Allison Anders Loves Dan Hassid
Dan Hassid has indie credentials back before the famed class of Sundance ‘92. He began working in post production at the company founded by Roger Corman, New World, although at this time, Corman was no longer involved and the company was making un-Cormanesque schlock. With two co-workers, Carl Colpaert and Bill Ewart, Hassid formed Cineville to produce Colpaert’s directoral debut Delusion in 1990 written by Kurt Voss (who had written and directed indie films Border Radio, Horseplayer and Genuine Risk by this time).
I met Dan in ‘91 when my UCLA buddy Bill Ewart brought me on to rewrite a project they had and which I possibly could get a chance to direct. This project eventually became Gas Food Lodging and every film I made after that Dan produced.
We were a partnership. He knew how to talk to me, what information I needed, and what information would just stress me out, and he protected me from distractions, from problems I couldn’t solve, from the terrible forces that bring good work down. And incredibly too—he always kept me laughing, even though we would inevitably hit some seriously rough patches during the process… he was there to remind me “it’s only a movie.”

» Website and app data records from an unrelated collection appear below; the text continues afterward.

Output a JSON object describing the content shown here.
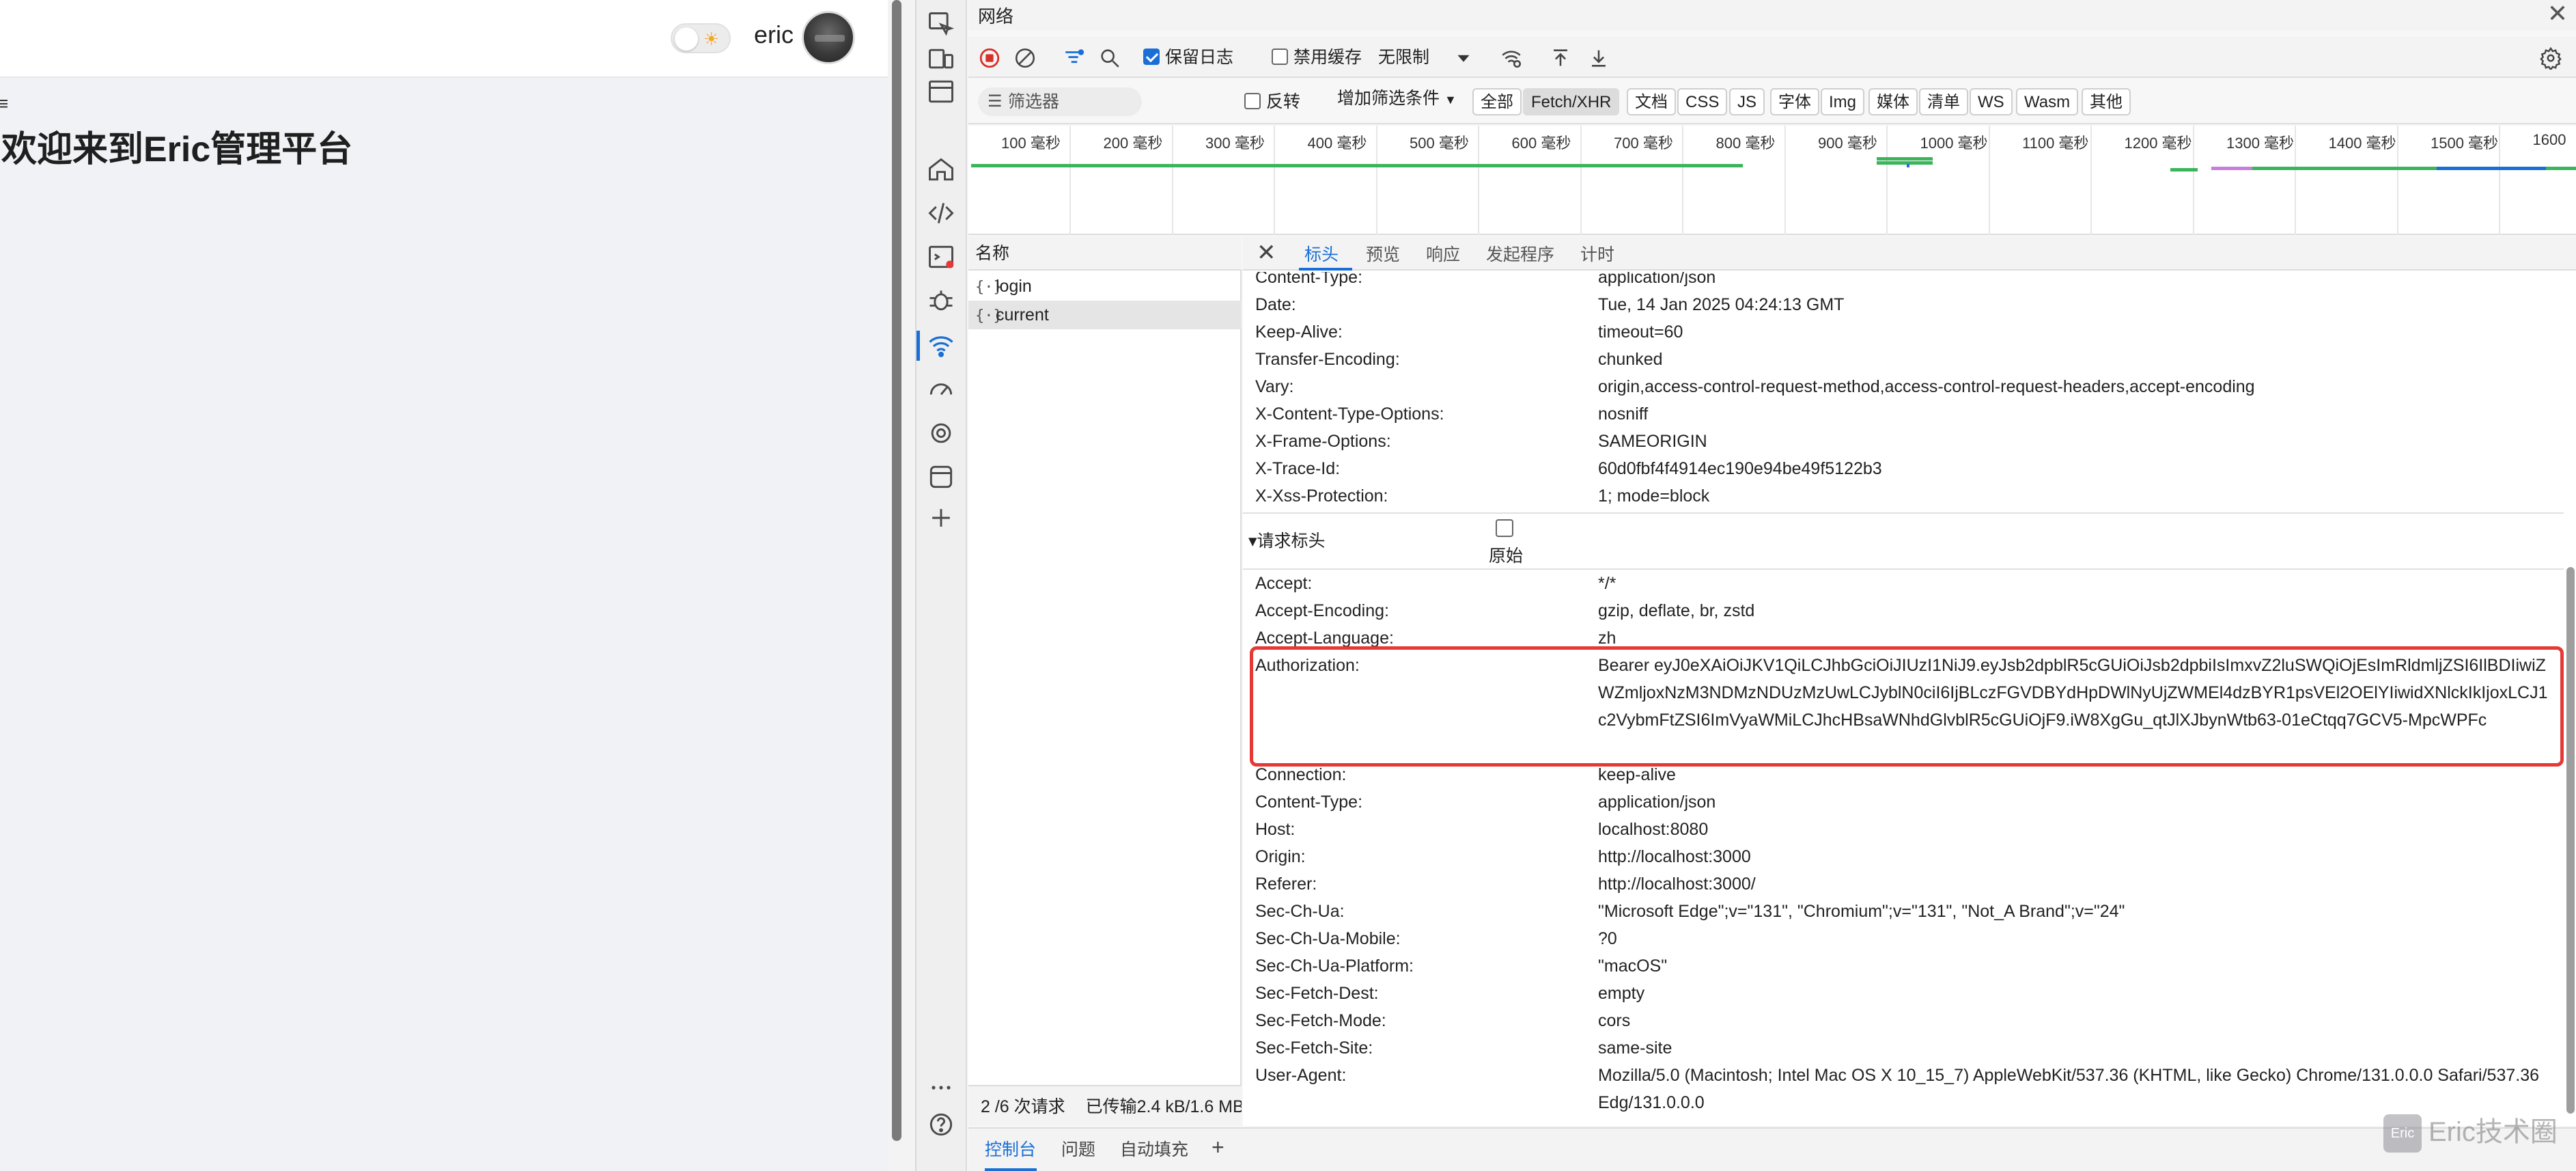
{
  "app": {
    "username": "eric",
    "welcome": "欢迎来到Eric管理平台"
  },
  "devtools": {
    "title": "网络",
    "toolbar": {
      "preserve_log": "保留日志",
      "disable_cache": "禁用缓存",
      "throttle": "无限制"
    },
    "filter": {
      "placeholder": "筛选器",
      "invert": "反转",
      "more_filters": "增加筛选条件",
      "types": [
        "全部",
        "Fetch/XHR",
        "文档",
        "CSS",
        "JS",
        "字体",
        "Img",
        "媒体",
        "清单",
        "WS",
        "Wasm",
        "其他"
      ],
      "active_type": "Fetch/XHR"
    },
    "timeline": {
      "ticks": [
        "100  毫秒",
        "200  毫秒",
        "300  毫秒",
        "400  毫秒",
        "500  毫秒",
        "600  毫秒",
        "700  毫秒",
        "800  毫秒",
        "900  毫秒",
        "1000  毫秒",
        "1100  毫秒",
        "1200  毫秒",
        "1300  毫秒",
        "1400  毫秒",
        "1500  毫秒",
        "1600"
      ]
    },
    "requests": {
      "header": "名称",
      "items": [
        {
          "name": "login",
          "selected": false
        },
        {
          "name": "current",
          "selected": true
        }
      ]
    },
    "detail_tabs": [
      "标头",
      "预览",
      "响应",
      "发起程序",
      "计时"
    ],
    "response_headers": [
      {
        "key": "Content-Type:",
        "value": "application/json"
      },
      {
        "key": "Date:",
        "value": "Tue, 14 Jan 2025 04:24:13 GMT"
      },
      {
        "key": "Keep-Alive:",
        "value": "timeout=60"
      },
      {
        "key": "Transfer-Encoding:",
        "value": "chunked"
      },
      {
        "key": "Vary:",
        "value": "origin,access-control-request-method,access-control-request-headers,accept-encoding"
      },
      {
        "key": "X-Content-Type-Options:",
        "value": "nosniff"
      },
      {
        "key": "X-Frame-Options:",
        "value": "SAMEORIGIN"
      },
      {
        "key": "X-Trace-Id:",
        "value": "60d0fbf4f4914ec190e94be49f5122b3"
      },
      {
        "key": "X-Xss-Protection:",
        "value": "1; mode=block"
      }
    ],
    "request_section": {
      "title": "▾请求标头",
      "raw_label": "原始"
    },
    "request_headers": [
      {
        "key": "Accept:",
        "value": "*/*"
      },
      {
        "key": "Accept-Encoding:",
        "value": "gzip, deflate, br, zstd"
      },
      {
        "key": "Accept-Language:",
        "value": "zh"
      },
      {
        "key": "Authorization:",
        "value": "Bearer eyJ0eXAiOiJKV1QiLCJhbGciOiJIUzI1NiJ9.eyJsb2dpblR5cGUiOiJsb2dpbiIsImxvZ2luSWQiOjEsImRldmljZSI6IlBDIiwiZWZmljoxNzM3NDMzNDUzMzUwLCJyblN0ciI6IjBLczFGVDBYdHpDWlNyUjZWMEl4dzBYR1psVEl2OElYIiwidXNlckIkIjoxLCJ1c2VybmFtZSI6ImVyaWMiLCJhcHBsaWNhdGlvblR5cGUiOjF9.iW8XgGu_qtJlXJbynWtb63-01eCtqq7GCV5-MpcWPFc"
      },
      {
        "key": "Connection:",
        "value": "keep-alive"
      },
      {
        "key": "Content-Type:",
        "value": "application/json"
      },
      {
        "key": "Host:",
        "value": "localhost:8080"
      },
      {
        "key": "Origin:",
        "value": "http://localhost:3000"
      },
      {
        "key": "Referer:",
        "value": "http://localhost:3000/"
      },
      {
        "key": "Sec-Ch-Ua:",
        "value": "\"Microsoft Edge\";v=\"131\", \"Chromium\";v=\"131\", \"Not_A Brand\";v=\"24\""
      },
      {
        "key": "Sec-Ch-Ua-Mobile:",
        "value": "?0"
      },
      {
        "key": "Sec-Ch-Ua-Platform:",
        "value": "\"macOS\""
      },
      {
        "key": "Sec-Fetch-Dest:",
        "value": "empty"
      },
      {
        "key": "Sec-Fetch-Mode:",
        "value": "cors"
      },
      {
        "key": "Sec-Fetch-Site:",
        "value": "same-site"
      },
      {
        "key": "User-Agent:",
        "value": "Mozilla/5.0 (Macintosh; Intel Mac OS X 10_15_7) AppleWebKit/537.36 (KHTML, like Gecko) Chrome/131.0.0.0 Safari/537.36 Edg/131.0.0.0"
      }
    ],
    "status": {
      "requests": "2 /6 次请求",
      "transferred": "已传输2.4 kB/1.6 MB"
    },
    "drawer_tabs": [
      "控制台",
      "问题",
      "自动填充"
    ],
    "colors": {
      "accent": "#1a6fd6",
      "highlight": "#e53935"
    }
  },
  "watermark": {
    "logo": "Eric",
    "text": "Eric技术圈"
  }
}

We only made one studio film together, Grace Of My Heart, which was still on a pretty indie scale. After this experience, I came to him with another project and he didn’t walk away when the budget was laughably low: we made Sugar Town for $400,000, unbonded, but owned the North American rights and sold it for 3 times as much.
I was not the only filmmaker lucky to work with him. He also produced for Rodrigo Garcia who we’d come to know when we hired him to shoot Mi Vida Loca. For an even lower budget than Sugar Town, Dan produced Rodrigo’s Ten Tiny Love Stories and took on the wild ride of Swimming With Sharks and Tony Marke’s movie Welcome To Hollywood.
And of course we weathered together many projects which never came to fruition. But Dan always approached each one with the same positive attitude and the belief we could do it, we could make it work, on our own terms and have an adventure and lots of laughs in the process.
Dan is at Miramax now, and though he no longer produces independently, he remains my indie hero. I could never have made any of my films without him.
— Allison Anders